This was a bit of a reunion for me. As a teenager growing up in the evangelical subculture, I was a huge fan of Christian hard rock and metal in the early 2000s. The music helped me feel adventurous and unique, and it was an important way for me to craft an identity. I lost track of the scene after going to college, but I never stopped enjoying the music.
Since 1984, every Christian punk’s dream was to play at a festival called Cornerstone – a weeklong bohemian campout commonly likened to a Christian Woodstock. Cornerstone went defunct in 2012, and Audiofeed is in part an attempt to reunite the Cornerstone crowd, some of whom have moved on from Christian rock or from evangelical Christianity altogether. One of this year’s headliners, David Bazan, is a vocal ex-evangelical.
I came to this festival to get a clearer picture of what the next generation of post-culture war evangelicals will look like. A veteran of the festival recalled the days he couldn’t wear his Slayer T-shirt in church. Attending this festival made me wonder what kinds of things the current generation of evangelicals may be more tolerant of in, say, 20 years.
What I found was a surprisingly diverse cross section of evangelicalism: a predictable share of conservatives and charismatics, but also a vocal contingent of progressive evangelicals, including a transgender teen who claims to have both come to Christ and come out as trans at this festival. I also found many who have left the faith but who still see members of the Christian hardcore scene as their closest family.
“You know how people describe home? I never felt that until going here.” Landon Zettelmier of Champaign, Illinois, a 17-year-old transgender teen, watches as Dave Bazan performs.

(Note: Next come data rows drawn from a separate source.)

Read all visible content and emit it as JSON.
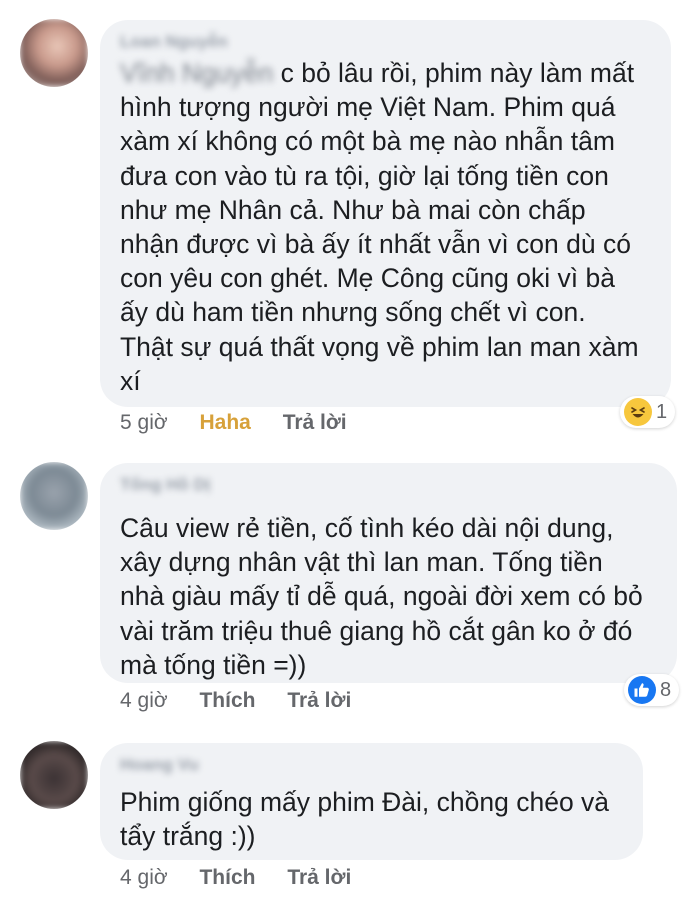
{
  "comments": [
    {
      "author": "Loan Nguyễn",
      "first_line_blurred": "Vĩnh Nguyễn",
      "first_line_tail": "c bỏ lâu rồi, phim này làm mất",
      "text": "hình tượng người mẹ Việt Nam. Phim quá\nxàm xí không có một bà mẹ nào nhẫn tâm\nđưa con vào tù ra tội, giờ lại tống tiền con\nnhư mẹ Nhân cả. Như bà mai còn chấp\nnhận được vì bà ấy ít nhất vẫn vì con dù có\ncon yêu con ghét. Mẹ Công cũng oki vì bà\nấy dù ham tiền nhưng sống chết vì con.\nThật sự quá thất vọng về phim lan man xàm\nxí",
      "time": "5 giờ",
      "action_like": "Haha",
      "action_reply": "Trả lời",
      "reaction_icon": "haha-emoji-icon",
      "reaction_count": "1"
    },
    {
      "author": "Tống Hồ Dị",
      "text": "Câu view rẻ tiền, cố tình kéo dài nội dung,\nxây dựng nhân vật thì lan man. Tống tiền\nnhà giàu mấy tỉ dễ quá, ngoài đời xem có bỏ\nvài trăm triệu thuê giang hồ cắt gân ko ở đó\nmà tống tiền =))",
      "time": "4 giờ",
      "action_like": "Thích",
      "action_reply": "Trả lời",
      "reaction_icon": "like-thumb-icon",
      "reaction_count": "8"
    },
    {
      "author": "Hoang Vu",
      "text": "Phim giống mấy phim Đài, chồng chéo và\ntẩy trắng :))",
      "time": "4 giờ",
      "action_like": "Thích",
      "action_reply": "Trả lời"
    }
  ],
  "colors": {
    "bubble": "#f0f2f5",
    "meta_text": "#65676b",
    "haha_accent": "#d7a13a",
    "like_blue": "#1877f2"
  }
}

Zettelmier said he came to Christ in a mosh pit at Audiofeed in 2015, and came out as transgender at Audiofeed in 2016. Bazan, one of the festival’s headliners, is a vocal ex-Evangelical.
Josh Haynes submerges himself in a pool made out of a pickup bed. The party was later broken up by security; Audiofeed is an alcohol-free festival. Haynes is an Urban Ministries major at Moody Bible Institute in Chicago, Illinois. “With Moody I’ve learned that homosexuality, sex, drinking and marijuana have been demonized.”

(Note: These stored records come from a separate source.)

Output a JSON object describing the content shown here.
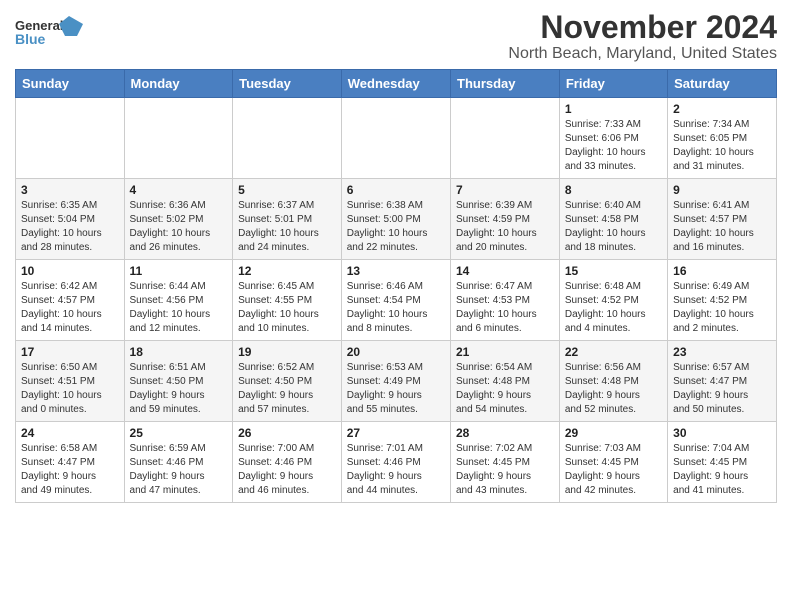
{
  "header": {
    "logo_general": "General",
    "logo_blue": "Blue",
    "title": "November 2024",
    "subtitle": "North Beach, Maryland, United States"
  },
  "calendar": {
    "days_of_week": [
      "Sunday",
      "Monday",
      "Tuesday",
      "Wednesday",
      "Thursday",
      "Friday",
      "Saturday"
    ],
    "weeks": [
      [
        {
          "day": "",
          "info": ""
        },
        {
          "day": "",
          "info": ""
        },
        {
          "day": "",
          "info": ""
        },
        {
          "day": "",
          "info": ""
        },
        {
          "day": "",
          "info": ""
        },
        {
          "day": "1",
          "info": "Sunrise: 7:33 AM\nSunset: 6:06 PM\nDaylight: 10 hours\nand 33 minutes."
        },
        {
          "day": "2",
          "info": "Sunrise: 7:34 AM\nSunset: 6:05 PM\nDaylight: 10 hours\nand 31 minutes."
        }
      ],
      [
        {
          "day": "3",
          "info": "Sunrise: 6:35 AM\nSunset: 5:04 PM\nDaylight: 10 hours\nand 28 minutes."
        },
        {
          "day": "4",
          "info": "Sunrise: 6:36 AM\nSunset: 5:02 PM\nDaylight: 10 hours\nand 26 minutes."
        },
        {
          "day": "5",
          "info": "Sunrise: 6:37 AM\nSunset: 5:01 PM\nDaylight: 10 hours\nand 24 minutes."
        },
        {
          "day": "6",
          "info": "Sunrise: 6:38 AM\nSunset: 5:00 PM\nDaylight: 10 hours\nand 22 minutes."
        },
        {
          "day": "7",
          "info": "Sunrise: 6:39 AM\nSunset: 4:59 PM\nDaylight: 10 hours\nand 20 minutes."
        },
        {
          "day": "8",
          "info": "Sunrise: 6:40 AM\nSunset: 4:58 PM\nDaylight: 10 hours\nand 18 minutes."
        },
        {
          "day": "9",
          "info": "Sunrise: 6:41 AM\nSunset: 4:57 PM\nDaylight: 10 hours\nand 16 minutes."
        }
      ],
      [
        {
          "day": "10",
          "info": "Sunrise: 6:42 AM\nSunset: 4:57 PM\nDaylight: 10 hours\nand 14 minutes."
        },
        {
          "day": "11",
          "info": "Sunrise: 6:44 AM\nSunset: 4:56 PM\nDaylight: 10 hours\nand 12 minutes."
        },
        {
          "day": "12",
          "info": "Sunrise: 6:45 AM\nSunset: 4:55 PM\nDaylight: 10 hours\nand 10 minutes."
        },
        {
          "day": "13",
          "info": "Sunrise: 6:46 AM\nSunset: 4:54 PM\nDaylight: 10 hours\nand 8 minutes."
        },
        {
          "day": "14",
          "info": "Sunrise: 6:47 AM\nSunset: 4:53 PM\nDaylight: 10 hours\nand 6 minutes."
        },
        {
          "day": "15",
          "info": "Sunrise: 6:48 AM\nSunset: 4:52 PM\nDaylight: 10 hours\nand 4 minutes."
        },
        {
          "day": "16",
          "info": "Sunrise: 6:49 AM\nSunset: 4:52 PM\nDaylight: 10 hours\nand 2 minutes."
        }
      ],
      [
        {
          "day": "17",
          "info": "Sunrise: 6:50 AM\nSunset: 4:51 PM\nDaylight: 10 hours\nand 0 minutes."
        },
        {
          "day": "18",
          "info": "Sunrise: 6:51 AM\nSunset: 4:50 PM\nDaylight: 9 hours\nand 59 minutes."
        },
        {
          "day": "19",
          "info": "Sunrise: 6:52 AM\nSunset: 4:50 PM\nDaylight: 9 hours\nand 57 minutes."
        },
        {
          "day": "20",
          "info": "Sunrise: 6:53 AM\nSunset: 4:49 PM\nDaylight: 9 hours\nand 55 minutes."
        },
        {
          "day": "21",
          "info": "Sunrise: 6:54 AM\nSunset: 4:48 PM\nDaylight: 9 hours\nand 54 minutes."
        },
        {
          "day": "22",
          "info": "Sunrise: 6:56 AM\nSunset: 4:48 PM\nDaylight: 9 hours\nand 52 minutes."
        },
        {
          "day": "23",
          "info": "Sunrise: 6:57 AM\nSunset: 4:47 PM\nDaylight: 9 hours\nand 50 minutes."
        }
      ],
      [
        {
          "day": "24",
          "info": "Sunrise: 6:58 AM\nSunset: 4:47 PM\nDaylight: 9 hours\nand 49 minutes."
        },
        {
          "day": "25",
          "info": "Sunrise: 6:59 AM\nSunset: 4:46 PM\nDaylight: 9 hours\nand 47 minutes."
        },
        {
          "day": "26",
          "info": "Sunrise: 7:00 AM\nSunset: 4:46 PM\nDaylight: 9 hours\nand 46 minutes."
        },
        {
          "day": "27",
          "info": "Sunrise: 7:01 AM\nSunset: 4:46 PM\nDaylight: 9 hours\nand 44 minutes."
        },
        {
          "day": "28",
          "info": "Sunrise: 7:02 AM\nSunset: 4:45 PM\nDaylight: 9 hours\nand 43 minutes."
        },
        {
          "day": "29",
          "info": "Sunrise: 7:03 AM\nSunset: 4:45 PM\nDaylight: 9 hours\nand 42 minutes."
        },
        {
          "day": "30",
          "info": "Sunrise: 7:04 AM\nSunset: 4:45 PM\nDaylight: 9 hours\nand 41 minutes."
        }
      ]
    ]
  }
}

“Sometimes I don’t want to tell people I’m Christian because of what it represents.” Heather Vaught plays with her daughter, Maybelle. Vaught’s southern Baptist church in Evansville, Indiana, hosts punk shows in its basement.

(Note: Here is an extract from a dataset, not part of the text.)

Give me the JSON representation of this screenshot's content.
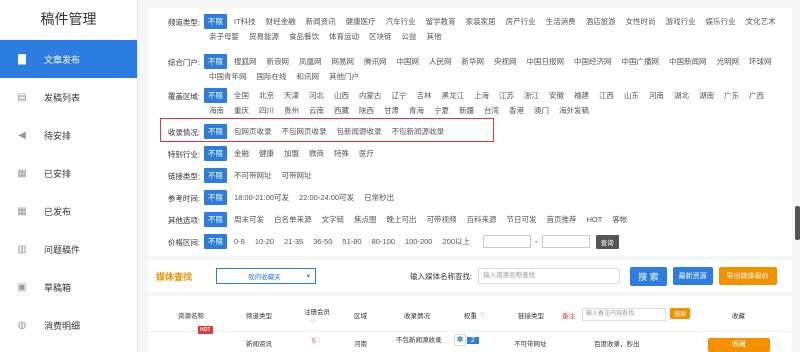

Tripp Durden shows off some of his tattoos.
A fan takes a selfie with Christian metal band Grave Robber.
“I thought being Christian gave me a chance at family. Now I feel like I was exploited for my emotions.” Chris Lane performs with hardcore band Headrush at an impromptu stage. Lane left his evangelical faith in 2012, but continues to see the Christian hardcore scene as family.
A member of the Blood & Ink record label gets dunked in a dunk tank.
Lucas Wright washes makeup off of his face.
Donnie and Nancy Loughney of Akron, Ohio, pose for a picture. The Loughneys have been attending Christian hardcore and metal festivals since the 1980s.
Rachel Wolgamuth of Grand Rapids, Michigan, holds her daughter Stella.
Sunlight leaks through a tent wall.